## DATA
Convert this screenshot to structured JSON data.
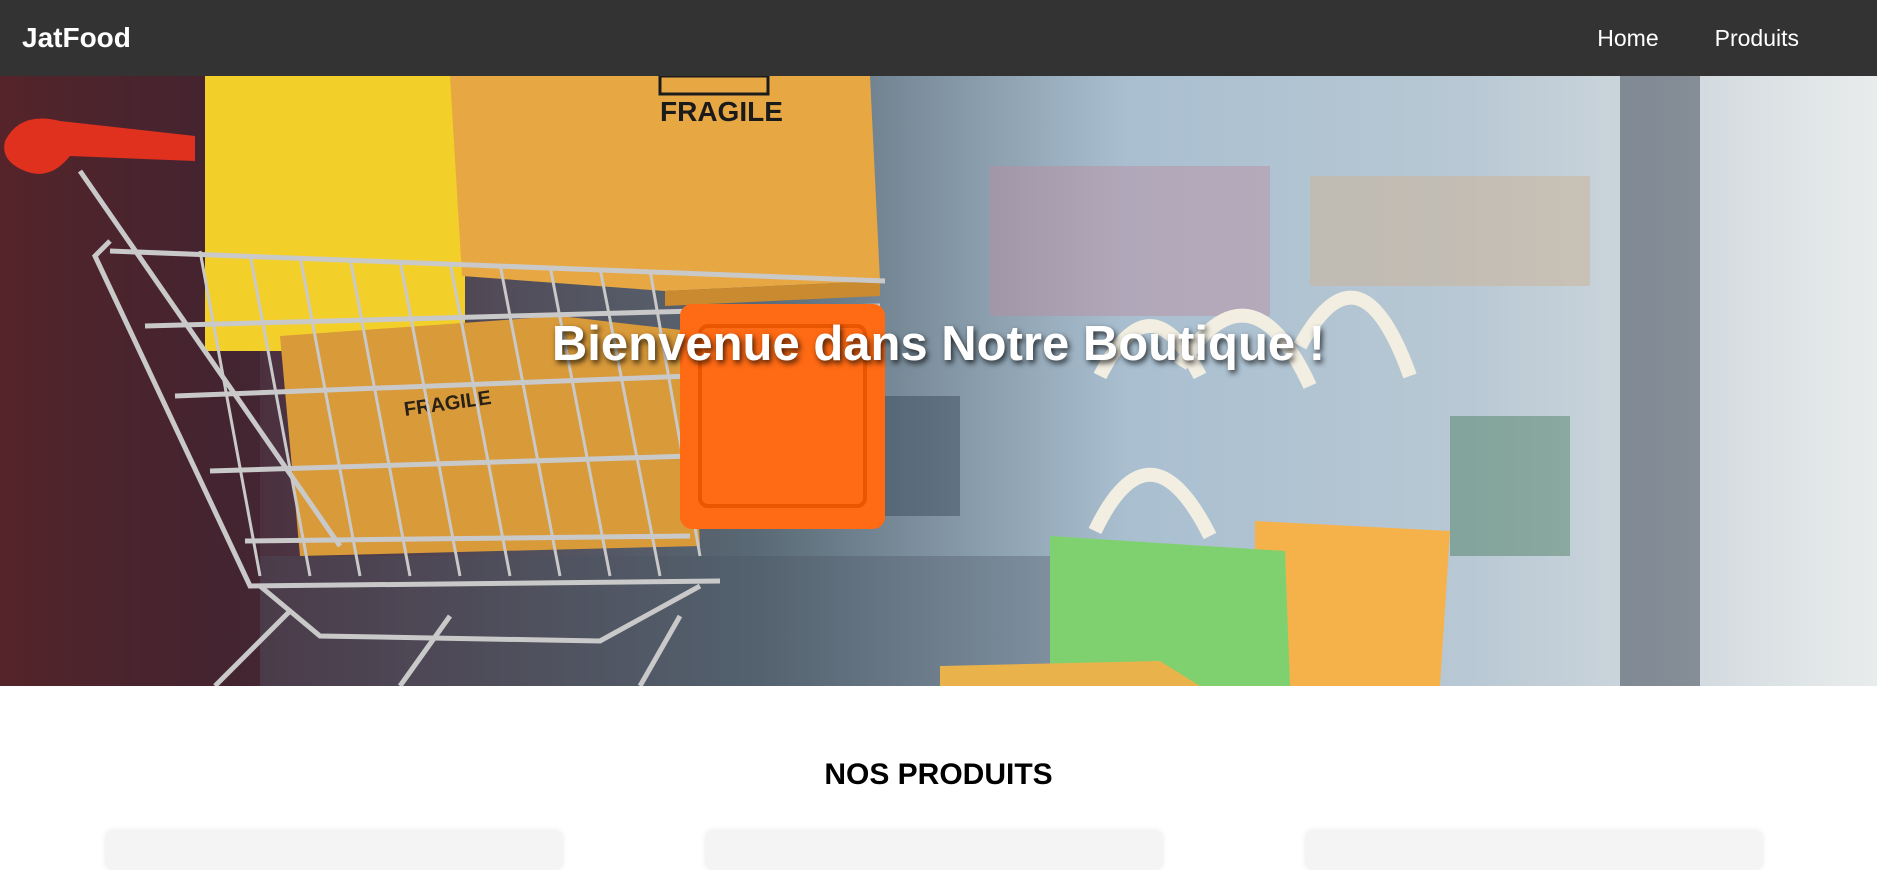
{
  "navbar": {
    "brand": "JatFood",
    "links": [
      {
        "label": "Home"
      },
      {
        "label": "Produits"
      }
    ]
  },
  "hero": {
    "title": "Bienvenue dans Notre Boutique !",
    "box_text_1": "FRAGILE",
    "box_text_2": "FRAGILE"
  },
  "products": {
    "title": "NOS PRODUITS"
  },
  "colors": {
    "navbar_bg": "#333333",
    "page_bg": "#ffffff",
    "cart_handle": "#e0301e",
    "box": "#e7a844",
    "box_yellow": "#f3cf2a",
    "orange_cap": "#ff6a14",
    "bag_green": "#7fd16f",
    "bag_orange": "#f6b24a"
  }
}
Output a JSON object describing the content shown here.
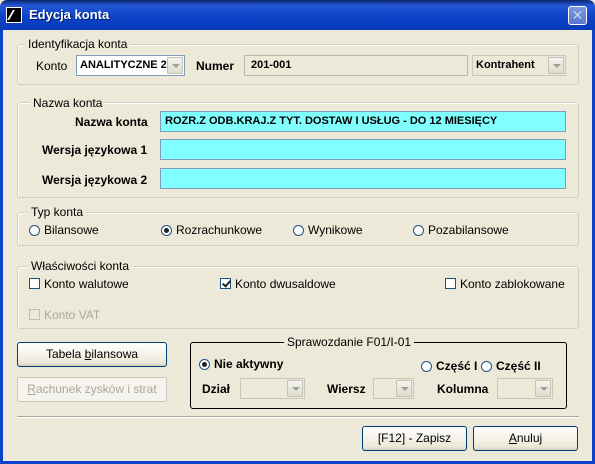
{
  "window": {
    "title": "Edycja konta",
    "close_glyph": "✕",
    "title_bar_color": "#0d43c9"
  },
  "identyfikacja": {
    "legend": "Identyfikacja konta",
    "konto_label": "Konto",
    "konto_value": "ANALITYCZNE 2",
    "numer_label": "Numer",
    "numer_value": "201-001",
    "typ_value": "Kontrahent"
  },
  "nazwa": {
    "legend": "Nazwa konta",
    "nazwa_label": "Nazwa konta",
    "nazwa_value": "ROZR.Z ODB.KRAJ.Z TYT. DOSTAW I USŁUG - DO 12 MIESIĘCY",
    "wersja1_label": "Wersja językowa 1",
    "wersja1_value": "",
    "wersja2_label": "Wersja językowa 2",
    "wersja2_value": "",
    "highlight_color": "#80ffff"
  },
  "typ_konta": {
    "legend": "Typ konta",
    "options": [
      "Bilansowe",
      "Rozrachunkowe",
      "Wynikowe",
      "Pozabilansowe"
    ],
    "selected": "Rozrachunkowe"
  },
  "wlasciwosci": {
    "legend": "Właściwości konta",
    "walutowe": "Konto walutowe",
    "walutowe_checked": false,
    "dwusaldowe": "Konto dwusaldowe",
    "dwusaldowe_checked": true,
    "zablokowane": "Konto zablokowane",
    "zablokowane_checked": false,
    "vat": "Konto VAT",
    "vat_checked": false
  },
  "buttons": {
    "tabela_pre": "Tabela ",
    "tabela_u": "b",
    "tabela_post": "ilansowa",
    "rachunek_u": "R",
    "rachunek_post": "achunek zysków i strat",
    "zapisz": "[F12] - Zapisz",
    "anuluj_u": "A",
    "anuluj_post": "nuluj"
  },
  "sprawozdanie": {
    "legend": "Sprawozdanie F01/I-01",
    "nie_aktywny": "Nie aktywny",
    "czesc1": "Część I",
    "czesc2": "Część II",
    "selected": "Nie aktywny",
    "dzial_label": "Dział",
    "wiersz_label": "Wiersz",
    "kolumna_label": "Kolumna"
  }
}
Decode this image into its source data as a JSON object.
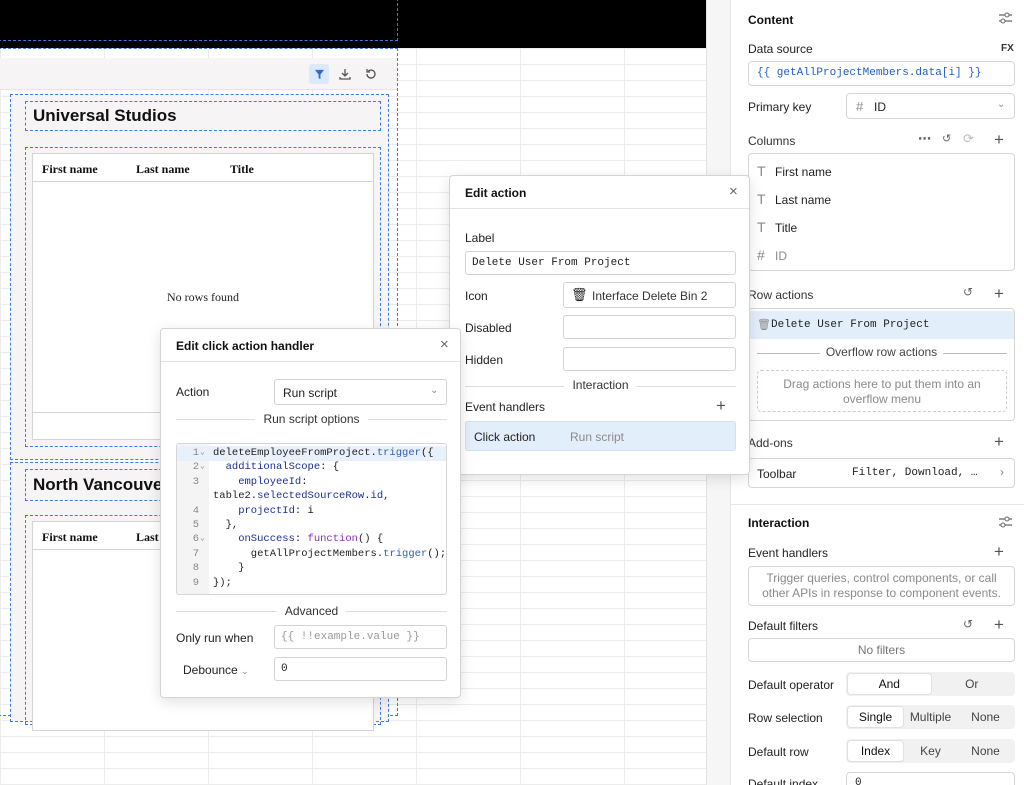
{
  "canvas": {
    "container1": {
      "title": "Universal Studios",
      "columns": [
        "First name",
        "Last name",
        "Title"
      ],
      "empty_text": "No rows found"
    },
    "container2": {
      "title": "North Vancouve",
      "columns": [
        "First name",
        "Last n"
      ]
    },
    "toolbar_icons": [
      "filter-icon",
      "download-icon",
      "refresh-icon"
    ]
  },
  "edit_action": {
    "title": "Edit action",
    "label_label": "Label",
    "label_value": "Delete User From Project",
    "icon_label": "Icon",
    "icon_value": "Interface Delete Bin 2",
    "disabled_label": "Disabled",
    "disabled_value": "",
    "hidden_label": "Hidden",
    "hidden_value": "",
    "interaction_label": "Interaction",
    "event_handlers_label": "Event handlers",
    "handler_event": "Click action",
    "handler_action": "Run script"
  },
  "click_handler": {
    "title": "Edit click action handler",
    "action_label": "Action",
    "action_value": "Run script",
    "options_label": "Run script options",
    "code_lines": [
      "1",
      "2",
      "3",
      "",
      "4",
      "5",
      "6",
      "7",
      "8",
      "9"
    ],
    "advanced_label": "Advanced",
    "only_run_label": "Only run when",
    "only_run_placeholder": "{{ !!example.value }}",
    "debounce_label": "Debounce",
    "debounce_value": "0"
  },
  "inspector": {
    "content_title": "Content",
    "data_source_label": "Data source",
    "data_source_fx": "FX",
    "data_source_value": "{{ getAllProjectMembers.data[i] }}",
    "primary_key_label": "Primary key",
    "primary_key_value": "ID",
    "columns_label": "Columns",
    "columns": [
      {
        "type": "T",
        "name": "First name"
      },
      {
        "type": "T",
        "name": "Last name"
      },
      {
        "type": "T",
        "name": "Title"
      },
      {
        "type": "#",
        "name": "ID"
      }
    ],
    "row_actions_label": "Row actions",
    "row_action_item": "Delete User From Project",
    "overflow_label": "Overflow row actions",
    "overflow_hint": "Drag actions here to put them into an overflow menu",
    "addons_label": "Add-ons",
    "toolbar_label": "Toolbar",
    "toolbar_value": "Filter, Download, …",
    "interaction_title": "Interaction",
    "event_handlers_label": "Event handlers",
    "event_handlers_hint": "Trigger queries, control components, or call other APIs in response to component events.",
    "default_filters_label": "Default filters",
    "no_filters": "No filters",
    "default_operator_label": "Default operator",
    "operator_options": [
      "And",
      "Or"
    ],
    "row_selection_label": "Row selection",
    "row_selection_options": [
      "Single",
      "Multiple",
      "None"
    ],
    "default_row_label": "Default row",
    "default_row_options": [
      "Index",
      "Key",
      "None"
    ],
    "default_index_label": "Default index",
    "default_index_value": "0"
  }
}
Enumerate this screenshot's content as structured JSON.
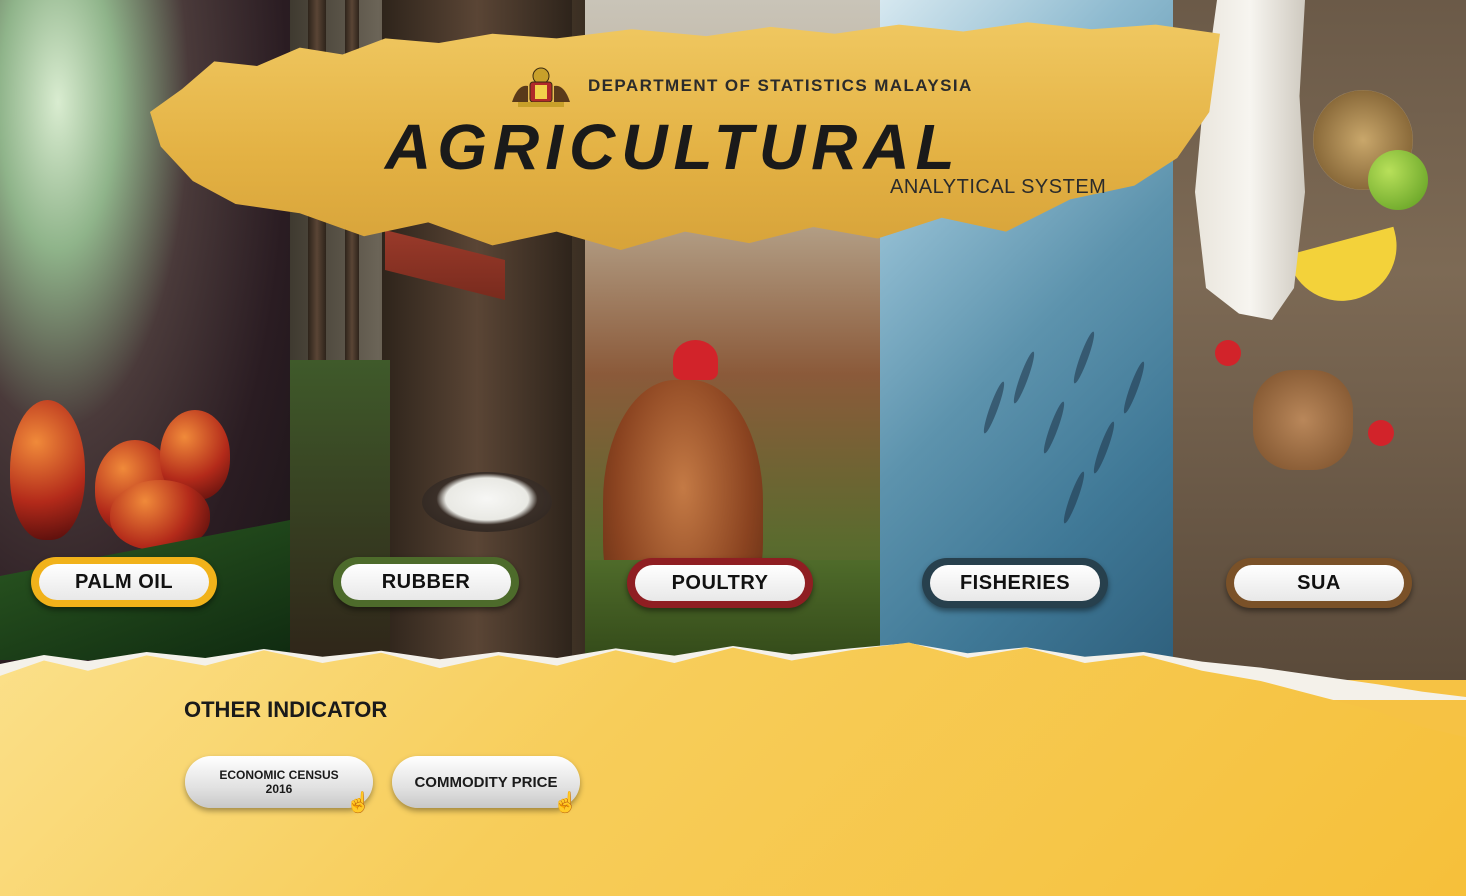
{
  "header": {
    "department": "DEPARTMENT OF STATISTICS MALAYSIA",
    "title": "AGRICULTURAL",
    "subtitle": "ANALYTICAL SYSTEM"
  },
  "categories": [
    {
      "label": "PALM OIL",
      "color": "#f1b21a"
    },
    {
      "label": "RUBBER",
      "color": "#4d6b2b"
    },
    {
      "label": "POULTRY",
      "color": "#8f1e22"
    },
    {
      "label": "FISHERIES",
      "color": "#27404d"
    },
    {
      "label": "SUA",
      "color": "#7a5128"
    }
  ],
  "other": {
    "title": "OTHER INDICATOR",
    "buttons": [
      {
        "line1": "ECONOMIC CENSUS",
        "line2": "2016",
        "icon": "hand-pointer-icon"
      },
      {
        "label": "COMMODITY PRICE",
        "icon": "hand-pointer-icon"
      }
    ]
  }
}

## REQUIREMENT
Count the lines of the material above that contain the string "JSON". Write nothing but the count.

## SOLUTION BELOW
4